Peace and security
The Syria crisis is entering its sixth year and millions of Syrians continue to seek refuge in neighbouring countries. Turkey hosts the world’s largest community of Syrian refugees, over 2.8 million people, and 46.9 per cent of them are women. Only 10 per cent of these Syrian refugees are in camps; 90 per cent of them live in urban centres, mainly in Turkey’s impoverished south east, near the Syrian border.
Many Syrians in Turkey face very challenging economic conditions: 78 per cent of female refugees outside of camps say they lack enough money or food to last a week, forcing some to turn to negative coping mechanisms such as working illegally, child labour, and early and forced marriages.
The 2017-2018 Regional Refugee and Resilience Plan (3RP) for Turkey identifies children and women at risk as having urgent protection needs and calls for resilience programming that advances gender equality. The Turkish government and international agencies are prioritizing access to self-sustainability and economic opportunities to improve Syrian populations’ livelihoods and support their integration into social and economic life. This transition from humanitarian to development assistance is well underway in Turkey.

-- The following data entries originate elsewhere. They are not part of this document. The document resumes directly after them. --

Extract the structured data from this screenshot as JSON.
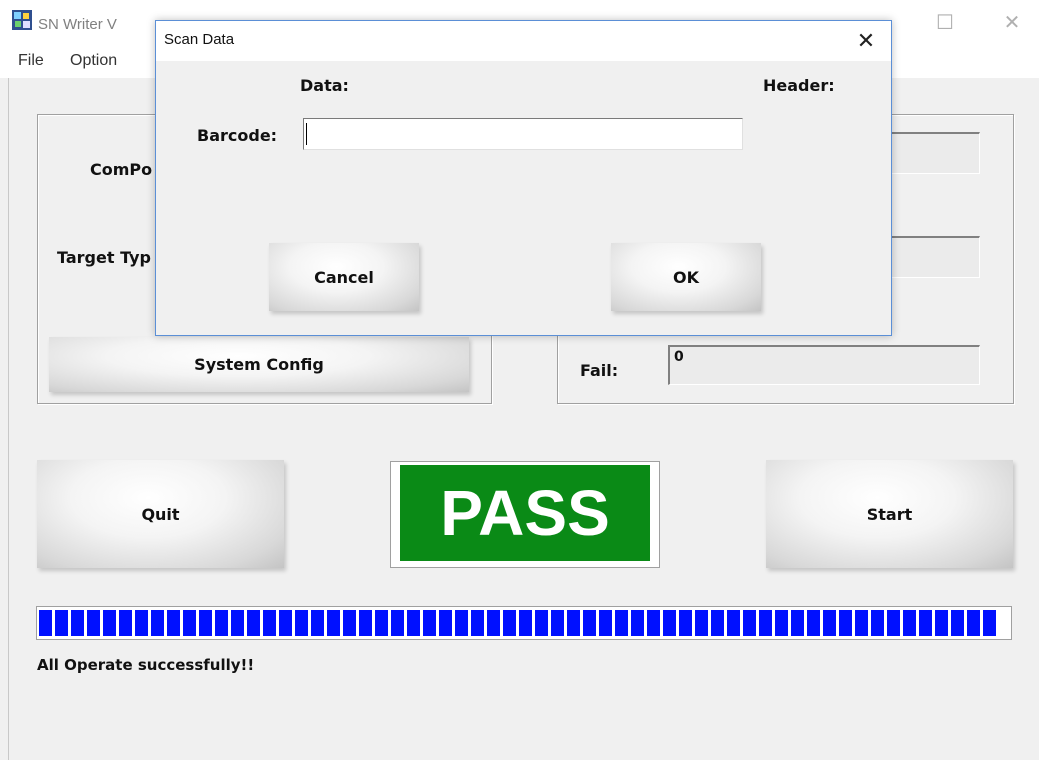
{
  "main": {
    "title": "SN Writer V",
    "menu": [
      "File",
      "Option"
    ],
    "left_group": {
      "comport_label": "ComPo",
      "target_type_label": "Target Typ",
      "system_config_button": "System Config"
    },
    "right_group": {
      "fail_label": "Fail:",
      "fail_value": "0"
    },
    "quit_button": "Quit",
    "start_button": "Start",
    "result_text": "PASS",
    "result_color": "#0a8a16",
    "progress_percent": 100,
    "progress_color": "#0010ff",
    "status_text": "All Operate successfully!!"
  },
  "dialog": {
    "title": "Scan Data",
    "close_icon": "close-icon",
    "data_label": "Data:",
    "header_label": "Header:",
    "barcode_label": "Barcode:",
    "barcode_value": "",
    "cancel_button": "Cancel",
    "ok_button": "OK"
  }
}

UN Women in Turkey works to engender humanitarian action and strengthen refugee women and girls’ resilience and their access to opportunities, rights and services, as required by international treaties and national legislation. UN Women participates in 3RP coordination mechanisms such as the Syria Response Group and Syria Task Force, and in working groups in Sexual and Gender-Based Violence, Emergency Social Safety Net, Protection Cluster and Livelihoods Cluster.
UN Women in Action in Turkey
To further enhance the refugee response programme, UN Women in Turkey is working to initiate stand-alone projects that benefit the most vulnerable Syrian women and girls.
In 2017, UN Women, with national partners, is carrying out in seven Turkish municipalities a comprehensive assessment that will gather data on the needs and challenges faced by Syrian refugee women and girls in Turkey, their access to services including education and employment opportunities, and identify areas for improvement.
The assessment will provide a strong baseline for future gender-sensitive interventions by UN Women and others, and ensure that programming interventions address specific challenges faced by women entering the work force and economic life. UN Women formed an advisory board for this assessment, ensuring close collaboration with relevant Ministries including the Ministry of Family and Social Policies, civil society and UN agencies.
To enhance the economic and social integration of refugee women and girls in Turkey, UN Women is implementing the Gaziantep Women-only Centre: Providing Livelihood Support, which serves both refugee women with a Temporary Protection Status and women from the host community.
Funded by the Government of Japan, the Gaziantep Women-only Centre is run by UN Women and its implementing partner, the Association for Solidarity with Asylum Seekers and Migrants (ASAM), in cooperation with the International Labour Organization (ILO) and Gaziantep Municipality.
UN Women is planning to further expand its programming for refugee women and girls across different areas of Turkey.